Your assignment — From the first line to the last, write out the records exactly, leaving out images.

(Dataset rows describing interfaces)
════════════════════

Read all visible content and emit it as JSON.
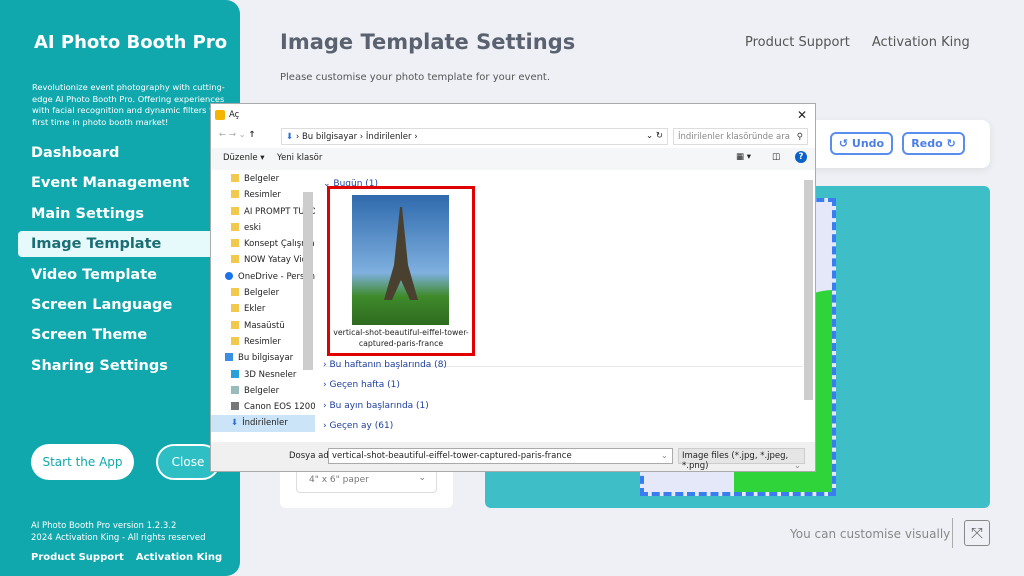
{
  "sidebar": {
    "brand": "AI Photo Booth Pro",
    "description": "Revolutionize event photography with cutting-edge AI Photo Booth Pro. Offering experiences with facial recognition and dynamic filters for the first time in photo booth market!",
    "items": [
      {
        "label": "Dashboard"
      },
      {
        "label": "Event Management"
      },
      {
        "label": "Main Settings"
      },
      {
        "label": "Image Template",
        "active": true
      },
      {
        "label": "Video Template"
      },
      {
        "label": "Screen Language"
      },
      {
        "label": "Screen Theme"
      },
      {
        "label": "Sharing Settings"
      }
    ],
    "start_label": "Start the App",
    "close_label": "Close",
    "version": "AI Photo Booth Pro version 1.2.3.2",
    "copyright": "2024 Activation King - All rights reserved",
    "support_link": "Product Support",
    "king_link": "Activation King"
  },
  "header": {
    "title": "Image Template Settings",
    "subtitle": "Please customise your photo template for your event.",
    "support_link": "Product Support",
    "king_link": "Activation King"
  },
  "toolbar": {
    "undo_label": "↺ Undo",
    "redo_label": "Redo ↻"
  },
  "paper": {
    "value": "4\" x 6\" paper"
  },
  "footer": {
    "visual_text": "You can customise visually"
  },
  "dialog": {
    "title": "Aç",
    "breadcrumb": [
      "Bu bilgisayar",
      "İndirilenler"
    ],
    "search_placeholder": "İndirilenler klasöründe ara",
    "organize": "Düzenle ▾",
    "new_folder": "Yeni klasör",
    "tree": [
      {
        "label": "Belgeler"
      },
      {
        "label": "Resimler"
      },
      {
        "label": "AI PROMPT TUTO"
      },
      {
        "label": "eski"
      },
      {
        "label": "Konsept Çalışma"
      },
      {
        "label": "NOW Yatay Vide"
      },
      {
        "label": "OneDrive - Person"
      },
      {
        "label": "Belgeler"
      },
      {
        "label": "Ekler"
      },
      {
        "label": "Masaüstü"
      },
      {
        "label": "Resimler"
      },
      {
        "label": "Bu bilgisayar"
      },
      {
        "label": "3D Nesneler"
      },
      {
        "label": "Belgeler"
      },
      {
        "label": "Canon EOS 1200"
      },
      {
        "label": "İndirilenler",
        "selected": true
      }
    ],
    "groups": [
      {
        "label": "Bugün (1)"
      },
      {
        "label": "Bu haftanın başlarında (8)"
      },
      {
        "label": "Geçen hafta (1)"
      },
      {
        "label": "Bu ayın başlarında (1)"
      },
      {
        "label": "Geçen ay (61)"
      }
    ],
    "file_name": "vertical-shot-beautiful-eiffel-tower-captured-paris-france",
    "filename_label": "Dosya adı:",
    "filename_value": "vertical-shot-beautiful-eiffel-tower-captured-paris-france",
    "filetype": "Image files (*.jpg, *.jpeg, *.png)"
  }
}
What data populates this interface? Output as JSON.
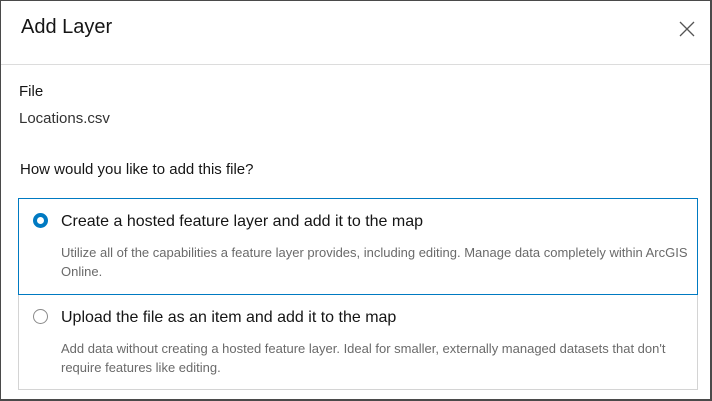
{
  "dialog": {
    "title": "Add Layer",
    "close_icon": "close-icon"
  },
  "file": {
    "label": "File",
    "name": "Locations.csv"
  },
  "question": "How would you like to add this file?",
  "options": [
    {
      "title": "Create a hosted feature layer and add it to the map",
      "description": "Utilize all of the capabilities a feature layer provides, including editing. Manage data completely within ArcGIS Online.",
      "selected": true
    },
    {
      "title": "Upload the file as an item and add it to the map",
      "description": "Add data without creating a hosted feature layer. Ideal for smaller, externally managed datasets that don't require features like editing.",
      "selected": false
    }
  ],
  "colors": {
    "accent": "#007ac2"
  }
}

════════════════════

Solution to this problem —
Read all visible content and emit it as JSON.
{
  "sidebar": {
    "brand": "AI Photo Booth Pro",
    "description": "Revolutionize event photography with cutting-edge AI Photo Booth Pro. Offering experiences with facial recognition and dynamic filters for the first time in photo booth market!",
    "items": [
      {
        "label": "Dashboard"
      },
      {
        "label": "Event Management"
      },
      {
        "label": "Main Settings"
      },
      {
        "label": "Image Template",
        "active": true
      },
      {
        "label": "Video Template"
      },
      {
        "label": "Screen Language"
      },
      {
        "label": "Screen Theme"
      },
      {
        "label": "Sharing Settings"
      }
    ],
    "start_label": "Start the App",
    "close_label": "Close",
    "version": "AI Photo Booth Pro version 1.2.3.2",
    "copyright": "2024 Activation King - All rights reserved",
    "support_link": "Product Support",
    "king_link": "Activation King"
  },
  "header": {
    "title": "Image Template Settings",
    "subtitle": "Please customise your photo template for your event.",
    "support_link": "Product Support",
    "king_link": "Activation King"
  },
  "toolbar": {
    "undo_label": "↺ Undo",
    "redo_label": "Redo ↻"
  },
  "paper": {
    "value": "4\" x 6\" paper"
  },
  "footer": {
    "visual_text": "You can customise visually"
  },
  "dialog": {
    "title": "Aç",
    "breadcrumb": [
      "Bu bilgisayar",
      "İndirilenler"
    ],
    "search_placeholder": "İndirilenler klasöründe ara",
    "organize": "Düzenle ▾",
    "new_folder": "Yeni klasör",
    "tree": [
      {
        "label": "Belgeler"
      },
      {
        "label": "Resimler"
      },
      {
        "label": "AI PROMPT TUTO"
      },
      {
        "label": "eski"
      },
      {
        "label": "Konsept Çalışma"
      },
      {
        "label": "NOW Yatay Vide"
      },
      {
        "label": "OneDrive - Person"
      },
      {
        "label": "Belgeler"
      },
      {
        "label": "Ekler"
      },
      {
        "label": "Masaüstü"
      },
      {
        "label": "Resimler"
      },
      {
        "label": "Bu bilgisayar"
      },
      {
        "label": "3D Nesneler"
      },
      {
        "label": "Belgeler"
      },
      {
        "label": "Canon EOS 1200"
      },
      {
        "label": "İndirilenler",
        "selected": true
      }
    ],
    "groups": [
      {
        "label": "Bugün (1)"
      },
      {
        "label": "Bu haftanın başlarında (8)"
      },
      {
        "label": "Geçen hafta (1)"
      },
      {
        "label": "Bu ayın başlarında (1)"
      },
      {
        "label": "Geçen ay (61)"
      }
    ],
    "file_name": "vertical-shot-beautiful-eiffel-tower-captured-paris-france",
    "filename_label": "Dosya adı:",
    "filename_value": "vertical-shot-beautiful-eiffel-tower-captured-paris-france",
    "filetype": "Image files (*.jpg, *.jpeg, *.png)"
  }
}
What data populates this interface? Output as JSON.
{
  "dialog": {
    "title": "Add Layer",
    "close_icon": "close-icon"
  },
  "file": {
    "label": "File",
    "name": "Locations.csv"
  },
  "question": "How would you like to add this file?",
  "options": [
    {
      "title": "Create a hosted feature layer and add it to the map",
      "description": "Utilize all of the capabilities a feature layer provides, including editing. Manage data completely within ArcGIS Online.",
      "selected": true
    },
    {
      "title": "Upload the file as an item and add it to the map",
      "description": "Add data without creating a hosted feature layer. Ideal for smaller, externally managed datasets that don't require features like editing.",
      "selected": false
    }
  ],
  "colors": {
    "accent": "#007ac2"
  }
}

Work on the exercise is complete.